“Frazee Family” panel; behind it, across a water-filled canal and a road, a historic brick house.
Towpath exhibit highlights the Frazee House across the road.

NPS / Tim Fenner

Quick Facts

Audio Description, Historical/Interpretive Information/Exhibits, Wheelchair Accessible

Stephen and Mehitable Frazee moved into the wilderness, perhaps as early as 1811 from further east in Ohio. Here they raised their family, farming to put food on the table. Initially they probably lived in a log-style cabin further up the hill along the former road. Early tax records indicate that the Frazee family had horses and a cow. After the Ohio & Erie Canal was built here in 1825, we see a shift in the Frazees’ practices. Tax records after 1827 show Stephen Frazee had up to 8 “milch” (milk) cows—about 7 more than a subsistence family. They probably shipped out excess milk and dairy products on the canal, getting paid in cash. In time they became respected members of their community, raising children who become teachers, ministers, and farmers.

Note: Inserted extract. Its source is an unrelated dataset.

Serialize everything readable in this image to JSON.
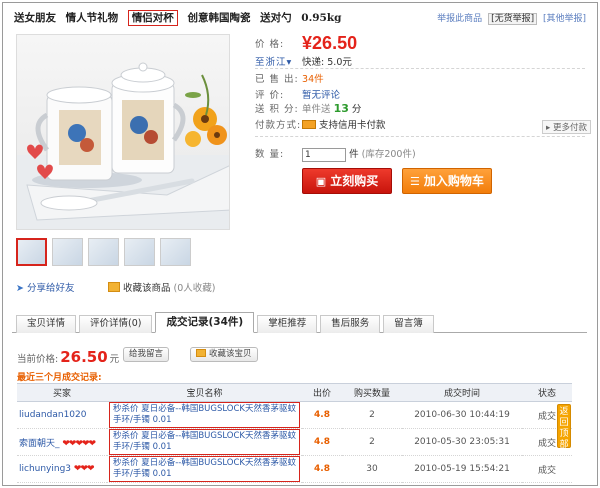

The house has been a home to a farming family for most of its existence. Stephen Frazee sold it to John and Elizabeth Hynton. After John’s passing in 1865, Elizabeth and a son-in-law nurtured and grew one of the more profitable farms in the area. After Elizabeth Hynton passed, the house only changed hands a couple of times before being purchased by the National Park Service. In the 1980s, preservationists and historical carpenters stabilized the house. Time is beginning to take its toll though, resulting in the temporary closure of the house in 2012. It waits again, for more work, as it stands guard over the valley.

Cross Canal Road to get a closer look at the architecture, use the vault toilet, and read a second graphic panel.